“So this was a very hard film to make, even with all the preparation and collaboration. It’s not easy to shoot in Afghanistan, in a warzone. One of the stories that might illuminate that: We made a film about kids and horses, and these Buzkashi riders, known as chapandaz, are sponsored by pretty powerful people in Afghanistan. We were allowed to film on the vice president’s field as part of the shoot. We woke up that day and it was the biggest snowstorm I had ever seen in Afghanistan. We planned on a two day shoot, and we had to pretty much get everything we needed in a day. The plan was for me to get out there and direct the scene, so the vice president handed me a blow horn. I’d direct from there, asking the chapandaz to do certain things to get the shots I was looking for. They nodded at me and of course once the game started they just started playing. I couldn’t stop them – but we rewrote the scene on the fly which allowed us to focus on the boys. We managed to cut a really interesting scene together.”
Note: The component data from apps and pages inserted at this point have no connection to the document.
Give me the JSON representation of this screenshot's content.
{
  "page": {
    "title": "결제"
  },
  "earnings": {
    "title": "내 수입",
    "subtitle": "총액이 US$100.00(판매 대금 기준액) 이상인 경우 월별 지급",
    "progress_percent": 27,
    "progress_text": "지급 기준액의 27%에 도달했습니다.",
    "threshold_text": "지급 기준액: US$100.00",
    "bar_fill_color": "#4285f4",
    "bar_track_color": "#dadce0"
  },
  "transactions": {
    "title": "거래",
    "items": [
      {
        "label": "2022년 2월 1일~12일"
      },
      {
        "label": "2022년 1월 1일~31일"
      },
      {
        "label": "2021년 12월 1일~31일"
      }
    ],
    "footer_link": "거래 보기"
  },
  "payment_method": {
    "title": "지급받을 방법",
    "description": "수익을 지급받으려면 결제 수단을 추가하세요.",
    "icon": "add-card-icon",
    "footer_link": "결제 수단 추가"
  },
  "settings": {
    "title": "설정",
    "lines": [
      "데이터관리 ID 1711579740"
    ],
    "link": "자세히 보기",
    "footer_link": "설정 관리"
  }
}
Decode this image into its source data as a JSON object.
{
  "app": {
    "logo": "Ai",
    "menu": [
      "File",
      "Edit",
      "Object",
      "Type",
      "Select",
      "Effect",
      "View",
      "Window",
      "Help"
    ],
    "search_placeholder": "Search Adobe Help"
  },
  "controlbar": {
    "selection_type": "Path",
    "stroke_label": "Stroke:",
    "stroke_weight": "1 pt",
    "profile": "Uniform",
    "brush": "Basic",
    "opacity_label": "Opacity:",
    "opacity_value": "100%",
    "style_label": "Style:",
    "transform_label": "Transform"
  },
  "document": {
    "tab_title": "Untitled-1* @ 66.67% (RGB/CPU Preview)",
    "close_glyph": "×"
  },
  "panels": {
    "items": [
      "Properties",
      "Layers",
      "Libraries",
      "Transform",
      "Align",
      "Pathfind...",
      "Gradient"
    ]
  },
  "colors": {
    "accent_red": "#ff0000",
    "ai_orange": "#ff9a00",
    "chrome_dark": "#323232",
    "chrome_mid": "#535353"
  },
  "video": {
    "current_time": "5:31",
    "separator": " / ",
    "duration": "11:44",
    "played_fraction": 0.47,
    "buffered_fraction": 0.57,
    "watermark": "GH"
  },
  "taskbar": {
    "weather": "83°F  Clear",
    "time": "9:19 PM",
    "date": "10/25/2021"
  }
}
Chapandaz take to the field during an intense snowstorm.

You know, even watching the film it seemed you were able to pull off something very organic and real with that moment. It’s interesting because it shows that in filmmaking you can have this whole plan that falls apart but still capture something amazing.

“Yeah, exactly. And that happens on most film productions - like the bus graveyard we were planning on filming in. We found out they were planning on towing that away and scrapping it. We asked them to hold tight for a day while we got the shots, and sure enough after we got all the shots we needed the next day it was gone. Or even the old destroyed palace, you know, getting in there and the safety concerns associated with it – we rigged up these safety harnesses for the kids and painted them out in post. All of these things, compounded with filming in a warzone, was an interesting experience.”

You know Sam, this project seems more than just an “Oscar worthy film” – it shows the merit of filmmaking - that maybe it’s more than just entertainment.

“Absolutely, I really believe that. You’re telling the stories of human beings, and films are an engine of empathy. And so, the thing I like most about it is not seeing my name on the screen or seeing the film in a theater, it’s communicating with people and hearing their stories and really listening. And hopefully having the privilege of hearing a story that can be told on the screen. It’s really about the process, which is the best part of it. If you’re not doing it for the process, then it’s not gonna be sustainable.”

Sam, Fawad, and Jawanmard marvel at the interior of Darul Amen Palace.

“That’s what we wanted from the beginning, to make something that we (the crew and the entire Afghan community) could be proud of. It wasn’t just my film, it was our film if I may say that. What made going to the Oscars so special wasn’t the accolades, it was giving this experience to these two wonderful young men that starred in this film. That’s still one of the proudest moments of my life.”

Sam, Fawad, Jawanmard, and the film’s producer, Ariel Nasr, on the red carpet.

Absolutely. We’re almost out of time - but if you could leave any aspiring filmmakers with a bit of advice, what would it be?

“I would say the most important thing for a filmmaker to do is find out what you really connect with on a human level in the stories you’re trying to tell. You’re not asking permission from anyone else if they like the stories you’re trying to tell, you’re asking if you like them. And if you do, then go out and tell it. That’s the thing I learned the most – I used to hate the pitching process, but what I’ve learned is the pitching process starts with you. It starts with pitching yourself on an idea. And if you pitch yourself on an idea you have to know you must love it enough to have the persistence to see it through till the end. That’s the thing – the skill, the money, that’ll come…but the passion, the love for the story, that must be there.”

The crew of Buzkashi Boys pile in for a group photo.

You can check out Sam’s Oscar nominated film, Buzkashi Boys, on his Glimmer profile.